- July 15, 2019
- Posted by: Alexandra Giudice
- Category: Human Resources, Marketing
Organising an event can be a real adrenaline hit. You’re like a ringmaster bringing the whole show together. You need people skills, time management skills, an eye for detail and bucketloads of enthusiasm. Most importantly, you need a contingency plan. Because it doesn’t matter how good you are at your job, unexpected things will happen.
It’s the day before the event and you find out the room you’ve booked is flooded. Either your stress levels go through the roof or you calmly consult your contingency plan. When you book a venue, find out their terms and cancellation policy and what options are available if circumstances change. Does the venue operator have another room or venue that can be used at short notice? In addition, canvass other venues nearby and find out their availability. Using online ticketing, even for free events, ensures that a group email can be easily sent to all registered guests about a change of venue.
As the organisers of Melbourne’s Spring Racing Carnival know, it can be blazingly hot one day and pouring with rain the next. If the event is outside then you need to be prepared to move a marquee or an entire event inside. If this is not possible, then guests need to be notified that the event is postponed or cancelled. Ticketed events usually outline the cancellation and refund policy.
If you are organising an indoor event, don’t forget climate control. You don’t want guests feeling too hot or too cold. This may be the responsibility of the venue manager. Otherwise, locate the temperature control panel and know how to operate it.
The event might start at 9am or 6pm, but if there are public transport problems or a major accident on one of the freeways, then people will be late. Staying calm is your first strategy. You may be able to rearrange the program to delay the keynote speaker until most people arrive.
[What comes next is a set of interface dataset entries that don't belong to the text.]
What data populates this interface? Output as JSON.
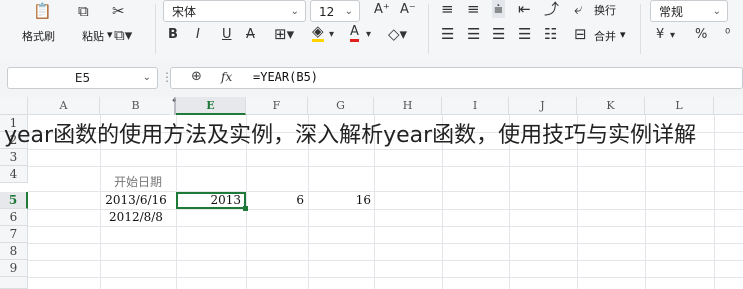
{
  "ribbon": {
    "format_painter_label": "格式刷",
    "paste_label": "粘贴",
    "font_name": "宋体",
    "font_size": "12",
    "bold": "B",
    "italic": "I",
    "underline": "U",
    "wrap_label": "换行",
    "merge_label": "合并",
    "number_format": "常规",
    "currency_symbol": "¥",
    "percent_symbol": "%",
    "accent_colors": {
      "font_color": "#e0201a",
      "fill_color": "#ffd400"
    }
  },
  "formula_bar": {
    "name_box": "E5",
    "fx_label": "fx",
    "formula": "=YEAR(B5)"
  },
  "columns": [
    "A",
    "B",
    "E",
    "F",
    "G",
    "H",
    "I",
    "J",
    "K",
    "L"
  ],
  "rows": [
    "1",
    "2",
    "3",
    "4",
    "5",
    "6",
    "7",
    "8",
    "9"
  ],
  "cells": {
    "b4": "开始日期",
    "b5": "2013/6/16",
    "b6": "2012/8/8",
    "e5": "2013",
    "f5": "6",
    "g5": "16"
  },
  "selected_cell": "E5",
  "overlay_text": "year函数的使用方法及实例，深入解析year函数，使用技巧与实例详解"
}
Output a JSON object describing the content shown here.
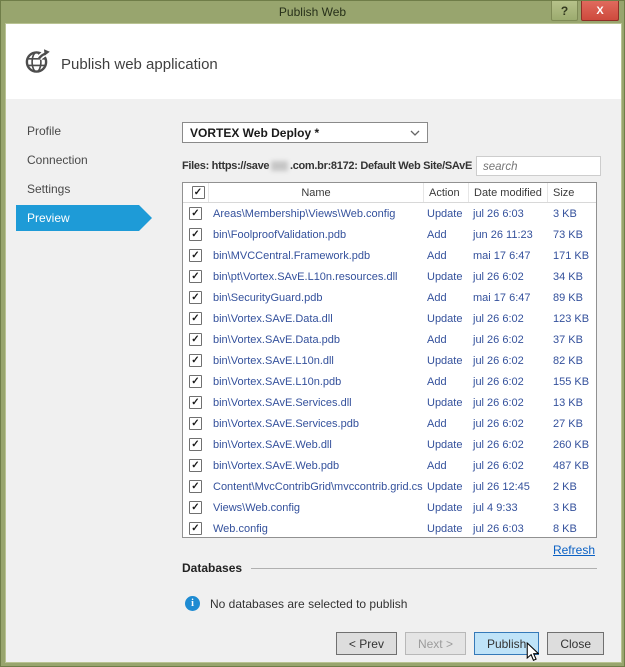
{
  "titlebar": {
    "title": "Publish Web",
    "help_glyph": "?",
    "close_glyph": "x"
  },
  "header": {
    "title": "Publish web application"
  },
  "sidebar": {
    "items": [
      {
        "id": "profile",
        "label": "Profile",
        "selected": false
      },
      {
        "id": "connection",
        "label": "Connection",
        "selected": false
      },
      {
        "id": "settings",
        "label": "Settings",
        "selected": false
      },
      {
        "id": "preview",
        "label": "Preview",
        "selected": true
      }
    ]
  },
  "main": {
    "profile_dropdown": {
      "value": "VORTEX Web Deploy *"
    },
    "files_line": {
      "prefix": "Files: https://save",
      "redacted": true,
      "suffix": ".com.br:8172: Default Web Site/SAvE"
    },
    "search": {
      "placeholder": "search"
    },
    "table": {
      "headers": {
        "name": "Name",
        "action": "Action",
        "date_modified": "Date modified",
        "size": "Size"
      },
      "header_checkbox_checked": true,
      "rows": [
        {
          "checked": true,
          "name": "Areas\\Membership\\Views\\Web.config",
          "action": "Update",
          "date": "jul 26 6:03",
          "size": "3 KB"
        },
        {
          "checked": true,
          "name": "bin\\FoolproofValidation.pdb",
          "action": "Add",
          "date": "jun 26 11:23",
          "size": "73 KB"
        },
        {
          "checked": true,
          "name": "bin\\MVCCentral.Framework.pdb",
          "action": "Add",
          "date": "mai 17 6:47",
          "size": "171 KB"
        },
        {
          "checked": true,
          "name": "bin\\pt\\Vortex.SAvE.L10n.resources.dll",
          "action": "Update",
          "date": "jul 26 6:02",
          "size": "34 KB"
        },
        {
          "checked": true,
          "name": "bin\\SecurityGuard.pdb",
          "action": "Add",
          "date": "mai 17 6:47",
          "size": "89 KB"
        },
        {
          "checked": true,
          "name": "bin\\Vortex.SAvE.Data.dll",
          "action": "Update",
          "date": "jul 26 6:02",
          "size": "123 KB"
        },
        {
          "checked": true,
          "name": "bin\\Vortex.SAvE.Data.pdb",
          "action": "Add",
          "date": "jul 26 6:02",
          "size": "37 KB"
        },
        {
          "checked": true,
          "name": "bin\\Vortex.SAvE.L10n.dll",
          "action": "Update",
          "date": "jul 26 6:02",
          "size": "82 KB"
        },
        {
          "checked": true,
          "name": "bin\\Vortex.SAvE.L10n.pdb",
          "action": "Add",
          "date": "jul 26 6:02",
          "size": "155 KB"
        },
        {
          "checked": true,
          "name": "bin\\Vortex.SAvE.Services.dll",
          "action": "Update",
          "date": "jul 26 6:02",
          "size": "13 KB"
        },
        {
          "checked": true,
          "name": "bin\\Vortex.SAvE.Services.pdb",
          "action": "Add",
          "date": "jul 26 6:02",
          "size": "27 KB"
        },
        {
          "checked": true,
          "name": "bin\\Vortex.SAvE.Web.dll",
          "action": "Update",
          "date": "jul 26 6:02",
          "size": "260 KB"
        },
        {
          "checked": true,
          "name": "bin\\Vortex.SAvE.Web.pdb",
          "action": "Add",
          "date": "jul 26 6:02",
          "size": "487 KB"
        },
        {
          "checked": true,
          "name": "Content\\MvcContribGrid\\mvccontrib.grid.css",
          "action": "Update",
          "date": "jul 26 12:45",
          "size": "2 KB"
        },
        {
          "checked": true,
          "name": "Views\\Web.config",
          "action": "Update",
          "date": "jul 4 9:33",
          "size": "3 KB"
        },
        {
          "checked": true,
          "name": "Web.config",
          "action": "Update",
          "date": "jul 26 6:03",
          "size": "8 KB"
        }
      ]
    },
    "refresh_label": "Refresh"
  },
  "databases": {
    "heading": "Databases",
    "info_message": "No databases are selected to publish"
  },
  "footer_buttons": [
    {
      "id": "prev",
      "label": "< Prev",
      "enabled": true,
      "focused": false
    },
    {
      "id": "next",
      "label": "Next >",
      "enabled": false,
      "focused": false
    },
    {
      "id": "publish",
      "label": "Publish",
      "enabled": true,
      "focused": true
    },
    {
      "id": "close",
      "label": "Close",
      "enabled": true,
      "focused": false
    }
  ],
  "glyphs": {
    "check": "✓",
    "info": "i"
  },
  "colors": {
    "accent_blue": "#1e9bd7",
    "row_text_blue": "#34519c",
    "titlebar_olive": "#98a56e",
    "close_red": "#ce4a3d",
    "link_blue": "#0b61c4",
    "info_blue": "#1e8bd2",
    "publish_bg": "#bfe3f8",
    "publish_border": "#3579b8"
  }
}
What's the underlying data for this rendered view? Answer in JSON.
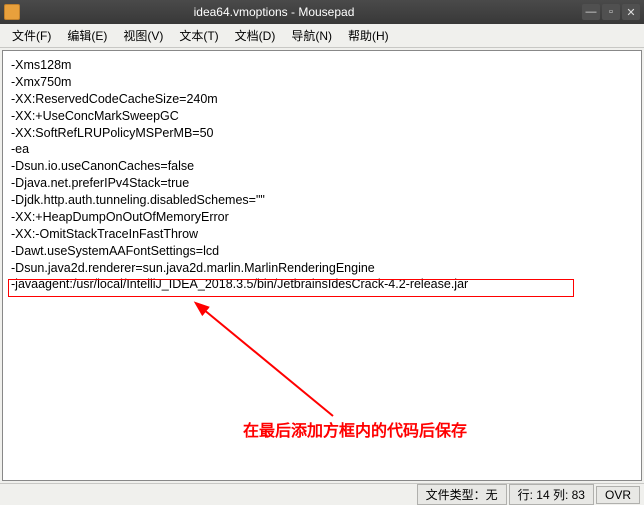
{
  "window": {
    "title": "idea64.vmoptions - Mousepad"
  },
  "menu": {
    "file": "文件(F)",
    "edit": "编辑(E)",
    "view": "视图(V)",
    "text": "文本(T)",
    "document": "文档(D)",
    "navigate": "导航(N)",
    "help": "帮助(H)"
  },
  "content": {
    "lines": [
      "-Xms128m",
      "-Xmx750m",
      "-XX:ReservedCodeCacheSize=240m",
      "-XX:+UseConcMarkSweepGC",
      "-XX:SoftRefLRUPolicyMSPerMB=50",
      "-ea",
      "-Dsun.io.useCanonCaches=false",
      "-Djava.net.preferIPv4Stack=true",
      "-Djdk.http.auth.tunneling.disabledSchemes=\"\"",
      "-XX:+HeapDumpOnOutOfMemoryError",
      "-XX:-OmitStackTraceInFastThrow",
      "-Dawt.useSystemAAFontSettings=lcd",
      "-Dsun.java2d.renderer=sun.java2d.marlin.MarlinRenderingEngine",
      "-javaagent:/usr/local/IntelliJ_IDEA_2018.3.5/bin/JetbrainsIdesCrack-4.2-release.jar"
    ]
  },
  "annotation": {
    "text": "在最后添加方框内的代码后保存"
  },
  "status": {
    "filetype": "文件类型：无",
    "position": "行: 14 列: 83",
    "mode": "OVR"
  }
}
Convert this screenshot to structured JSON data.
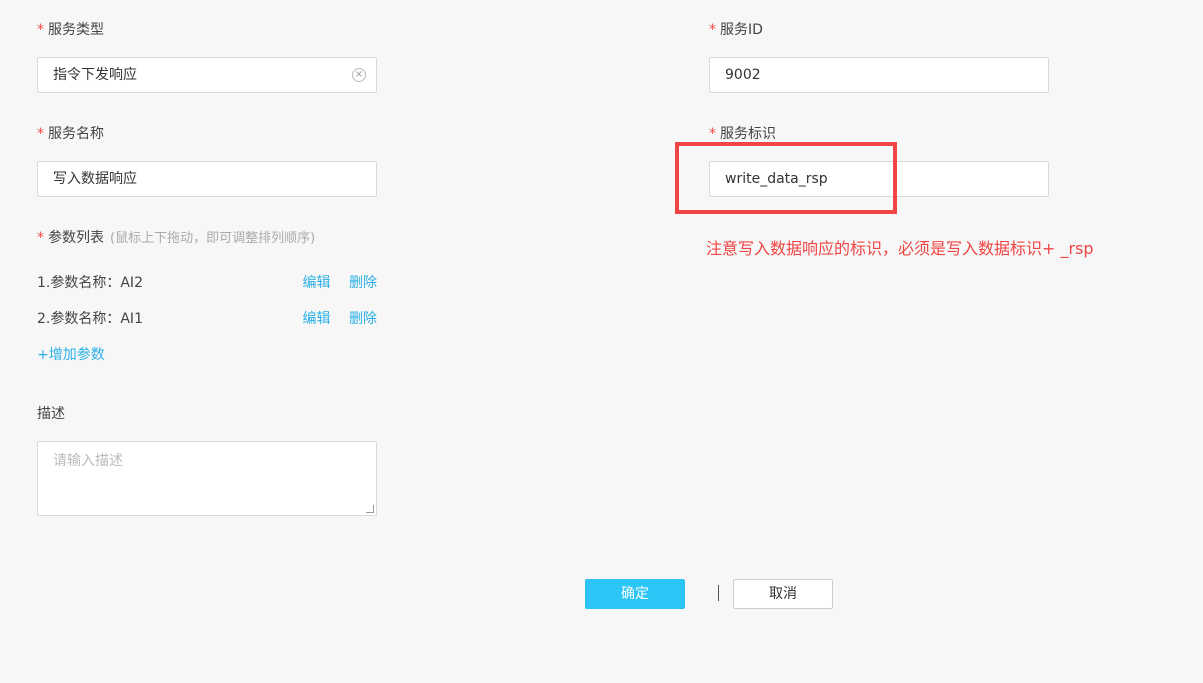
{
  "form": {
    "service_type": {
      "required_mark": "*",
      "label": "服务类型",
      "value": "指令下发响应",
      "clear_icon": "×"
    },
    "service_id": {
      "required_mark": "*",
      "label": "服务ID",
      "value": "9002"
    },
    "service_name": {
      "required_mark": "*",
      "label": "服务名称",
      "value": "写入数据响应"
    },
    "service_identifier": {
      "required_mark": "*",
      "label": "服务标识",
      "value": "write_data_rsp"
    },
    "params": {
      "required_mark": "*",
      "label": "参数列表",
      "hint": "(鼠标上下拖动，即可调整排列顺序)",
      "items": [
        {
          "text": "1.参数名称：AI2",
          "edit": "编辑",
          "delete": "删除"
        },
        {
          "text": "2.参数名称：AI1",
          "edit": "编辑",
          "delete": "删除"
        }
      ],
      "add_label": "+增加参数"
    },
    "description": {
      "label": "描述",
      "placeholder": "请输入描述",
      "value": ""
    }
  },
  "annotation": {
    "note": "注意写入数据响应的标识，必须是写入数据标识+  _rsp",
    "color": "#f04545"
  },
  "actions": {
    "confirm": "确定",
    "cancel": "取消"
  }
}
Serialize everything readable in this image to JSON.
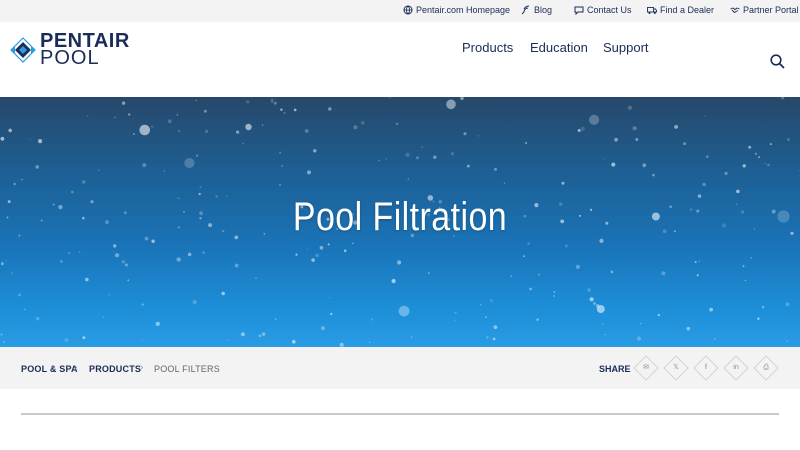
{
  "utility": {
    "items": [
      {
        "label": "Pentair.com Homepage",
        "icon": "globe-icon"
      },
      {
        "label": "Blog",
        "icon": "blog-icon"
      },
      {
        "label": "Contact Us",
        "icon": "chat-icon"
      },
      {
        "label": "Find a Dealer",
        "icon": "truck-icon"
      },
      {
        "label": "Partner Portal",
        "icon": "handshake-icon"
      }
    ]
  },
  "header": {
    "logo_line1": "PENTAIR",
    "logo_line2": "POOL",
    "nav": [
      "Products",
      "Education",
      "Support"
    ]
  },
  "hero": {
    "title": "Pool Filtration"
  },
  "breadcrumb": {
    "items": [
      "POOL & SPA",
      "PRODUCTS",
      "POOL FILTERS"
    ]
  },
  "share": {
    "label": "SHARE",
    "buttons": [
      {
        "icon": "email-icon",
        "glyph": "✉"
      },
      {
        "icon": "x-icon",
        "glyph": "𝕏"
      },
      {
        "icon": "facebook-icon",
        "glyph": "f"
      },
      {
        "icon": "linkedin-icon",
        "glyph": "in"
      },
      {
        "icon": "print-icon",
        "glyph": "⎙"
      }
    ]
  },
  "colors": {
    "brand_navy": "#1a2c57",
    "brand_blue": "#1d8fd9",
    "bar_gray": "#f3f3f3"
  }
}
If you know in advance about closed roads, roadworks or public transport diversions, let guests know the night before and suggest alternative routes or transport.
Keynote speaker cancels
It can be devastating when your keynote speaker suddenly cancels, but this often happens. Planes get delayed, family emergencies arise, and people become ill. When you book your keynote speaker, book a substitute one as well. You will need to compensate them if their services aren’t required, but this cost is insignificant compared to having no speaker at all. Find out in advance if the keynote speaker has any material, such as a recording or PowerPoint, that could be used in their absence. Let guests know as soon as possible about any changes in the program and have a refunds policy in place to avoid disgruntlement.
No one shows up
It’s easy to be fixated on logistics and neglect marketing. But there’s no point in planning an amazing event, if people don’t know about it. Start marketing and advertising early in the piece. Even if your event is free, make it a ticketed event. This way you can monitor numbers and ramp up the publicity if numbers are low a week or so before the event. Consider switching to a smaller venue if the numbers remain low. If it’s a free event, use incentives such as free coffee, door prizes or goodie bags to entice people.
Too many people show up
At least you know your marketing worked! The best way to avoid this scenario is to use a ticketing system. The number of tickets issued can match the capacity of the venue and if there’s high demand, a waiting list can be set up. If you are expecting more than 100 people, employ some form of security to keep people calm and in line if there’s a queue. Hire extra staff to make sure the ticket check point is run as efficiently as possible.
The keynote speaker steps up to the podium, starts to speak and the microphone drops out, then the PowerPoint presentation doesn’t work. At this point you may feel like screaming or crying, but it all comes down to preparation. Arrive early at the venue and test all the equipment. Have plenty of connectors and adaptors for computers, plus extension cords and batteries. Even if a venue has WiFi, ask your speakers to have offline assets as well. Consider hiring a technician to take care of all your AV needs.
A speaker goes rogue
Sometimes people get up in front of a crowd and something snaps, they start expressing their political views, tell a tasteless joke or swear for the sake of a few laughs. It might all happen so fast the speaker gets back on track before you need to intervene, but always be prepared to cut the mic and apologise to the audience. Discuss what’s expected with your speaker or speakers before the event. You can have guidelines about what is off-limits. Get a copy of their presentation before the event and contact them if you have concerns.
In conclusion, remember to stay calm, be flexible and fix a problem as soon as you can. Test everything and always have a contingency plan.